Another thing that has stuck in my mind is the aboriginal tour Anne and I tagged along to that was organised for some VCA students. It started opposite the Crown Hotel, under the train bridge, where some of Melbourne’s homeless gather and where homeless man Wayne ‘Mousey’ Perry was murdered in January this year. Our guide, Dean Stewart (a Wemba Wergaia man), set out to challenge our perceptions of the city, and he successfully achieved this in my case. We went a short distance along the Birrarung river (original name for the Warra) in two hours but covered hundreds of years of history, focusing on the changing landscape we were walking through. The city of Melbourne was developed rapidly. Within 25 years of the invasion by the English in 1835 and development of the gold mining industry, the landscape had changed dramatically from eucalyptus forests and wetlands to a built up city. Dean described it as a cultural tsunami; about 80% of the indigenous population were wiped out. This meant that important oral histories and traditions were lost (such as the name, songs and dances connected to the waterfall that marked an important crossing and fresh water site before the English invasion).
The tidy patch of imported East African grass we walked across was wetland less than 200 years ago. Dean points out that it was a place the Wurundjeri, the traditional owners of the land where Melbourne was built, used to eat, drink, meet – a custom that still attracts people to the bars and restaurants of the Southbank today (at least those who can afford it). While Dean was keen for the purpose of the tour to be for anyone born in Melbourne to reconnect to their roots, the important process of understanding cultural and social histories of relationship to place was compelling and thought provoking. It left me with the obvious shame of being connected to English history (I’m feeling that a lot on this trip), but also a question of how and why we connect to layers of experience in the places we come from, walk through and inhabit, in a way that might inform and complicate attempts to preserve and to change.

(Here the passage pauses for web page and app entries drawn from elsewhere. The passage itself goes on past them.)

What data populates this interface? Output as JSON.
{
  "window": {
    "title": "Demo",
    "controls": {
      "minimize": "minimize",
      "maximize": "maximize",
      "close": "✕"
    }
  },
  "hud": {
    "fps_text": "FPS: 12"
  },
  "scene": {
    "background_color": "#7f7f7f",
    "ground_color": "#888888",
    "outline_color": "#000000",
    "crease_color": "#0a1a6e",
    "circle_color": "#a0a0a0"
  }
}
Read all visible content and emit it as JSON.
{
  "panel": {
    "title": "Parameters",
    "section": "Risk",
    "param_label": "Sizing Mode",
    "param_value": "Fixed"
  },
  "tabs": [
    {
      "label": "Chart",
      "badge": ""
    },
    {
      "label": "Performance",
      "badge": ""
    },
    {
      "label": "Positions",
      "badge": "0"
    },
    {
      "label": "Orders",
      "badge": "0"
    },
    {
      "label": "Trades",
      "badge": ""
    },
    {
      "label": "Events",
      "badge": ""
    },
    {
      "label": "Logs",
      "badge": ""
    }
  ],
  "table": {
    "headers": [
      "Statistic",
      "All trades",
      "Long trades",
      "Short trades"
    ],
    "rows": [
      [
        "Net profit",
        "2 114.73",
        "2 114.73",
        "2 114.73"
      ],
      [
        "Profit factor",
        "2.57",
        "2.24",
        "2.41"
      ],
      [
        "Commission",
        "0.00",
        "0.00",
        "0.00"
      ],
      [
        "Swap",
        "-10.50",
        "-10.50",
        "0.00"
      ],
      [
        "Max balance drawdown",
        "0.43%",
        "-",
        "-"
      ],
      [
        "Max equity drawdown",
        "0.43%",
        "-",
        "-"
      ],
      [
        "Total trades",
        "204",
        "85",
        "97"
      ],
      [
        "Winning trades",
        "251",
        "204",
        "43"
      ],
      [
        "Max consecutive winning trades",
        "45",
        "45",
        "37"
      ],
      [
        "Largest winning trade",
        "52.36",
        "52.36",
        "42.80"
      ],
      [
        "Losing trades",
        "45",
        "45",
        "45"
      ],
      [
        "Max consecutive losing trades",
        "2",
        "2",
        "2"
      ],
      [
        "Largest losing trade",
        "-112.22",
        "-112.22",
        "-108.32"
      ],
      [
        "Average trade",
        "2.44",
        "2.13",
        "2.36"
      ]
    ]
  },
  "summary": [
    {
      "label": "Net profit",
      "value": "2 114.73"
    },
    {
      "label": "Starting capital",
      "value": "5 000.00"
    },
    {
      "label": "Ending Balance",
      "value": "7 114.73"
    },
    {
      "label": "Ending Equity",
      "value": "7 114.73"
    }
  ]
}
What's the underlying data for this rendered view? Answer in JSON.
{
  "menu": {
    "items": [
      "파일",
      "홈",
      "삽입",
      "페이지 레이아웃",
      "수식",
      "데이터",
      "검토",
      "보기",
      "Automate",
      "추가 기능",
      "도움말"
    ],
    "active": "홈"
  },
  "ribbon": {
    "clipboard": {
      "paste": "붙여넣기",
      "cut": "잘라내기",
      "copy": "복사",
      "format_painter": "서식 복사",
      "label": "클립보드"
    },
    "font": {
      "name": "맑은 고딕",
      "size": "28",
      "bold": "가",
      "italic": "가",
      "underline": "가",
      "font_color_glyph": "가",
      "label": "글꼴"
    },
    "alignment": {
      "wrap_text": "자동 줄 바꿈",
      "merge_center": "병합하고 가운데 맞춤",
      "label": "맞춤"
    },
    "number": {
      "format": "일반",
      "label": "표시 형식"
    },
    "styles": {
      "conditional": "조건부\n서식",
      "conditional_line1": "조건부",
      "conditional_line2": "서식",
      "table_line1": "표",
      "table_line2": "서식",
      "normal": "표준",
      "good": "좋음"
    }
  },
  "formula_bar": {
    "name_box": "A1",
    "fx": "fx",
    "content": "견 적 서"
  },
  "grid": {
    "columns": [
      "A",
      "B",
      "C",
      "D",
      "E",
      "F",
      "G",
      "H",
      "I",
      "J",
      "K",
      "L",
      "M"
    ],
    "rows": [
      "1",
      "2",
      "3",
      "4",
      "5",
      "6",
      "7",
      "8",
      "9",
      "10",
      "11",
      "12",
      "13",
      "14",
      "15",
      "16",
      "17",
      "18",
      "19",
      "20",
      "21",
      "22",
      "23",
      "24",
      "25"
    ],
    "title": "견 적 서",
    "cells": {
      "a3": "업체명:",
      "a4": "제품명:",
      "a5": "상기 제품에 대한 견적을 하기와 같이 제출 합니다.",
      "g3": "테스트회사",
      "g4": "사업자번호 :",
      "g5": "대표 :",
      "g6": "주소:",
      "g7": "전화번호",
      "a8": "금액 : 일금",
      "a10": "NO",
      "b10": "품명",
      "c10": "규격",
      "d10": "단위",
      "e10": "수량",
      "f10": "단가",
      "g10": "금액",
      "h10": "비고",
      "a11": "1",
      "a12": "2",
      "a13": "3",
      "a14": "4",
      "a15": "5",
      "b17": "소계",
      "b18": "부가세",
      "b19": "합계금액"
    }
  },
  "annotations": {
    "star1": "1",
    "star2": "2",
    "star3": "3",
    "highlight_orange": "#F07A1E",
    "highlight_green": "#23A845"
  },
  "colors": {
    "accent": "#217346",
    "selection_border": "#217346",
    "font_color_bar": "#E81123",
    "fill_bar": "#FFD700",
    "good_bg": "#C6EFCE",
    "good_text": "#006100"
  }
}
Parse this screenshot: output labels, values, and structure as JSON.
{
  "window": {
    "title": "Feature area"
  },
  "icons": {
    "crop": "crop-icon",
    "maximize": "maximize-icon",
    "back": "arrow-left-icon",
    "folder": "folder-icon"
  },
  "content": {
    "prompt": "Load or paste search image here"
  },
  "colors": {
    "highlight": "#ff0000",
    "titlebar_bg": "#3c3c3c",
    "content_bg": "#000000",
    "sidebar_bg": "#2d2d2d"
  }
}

This seems to be about a slow, careful and respectful listening to those around us and the places we walk through.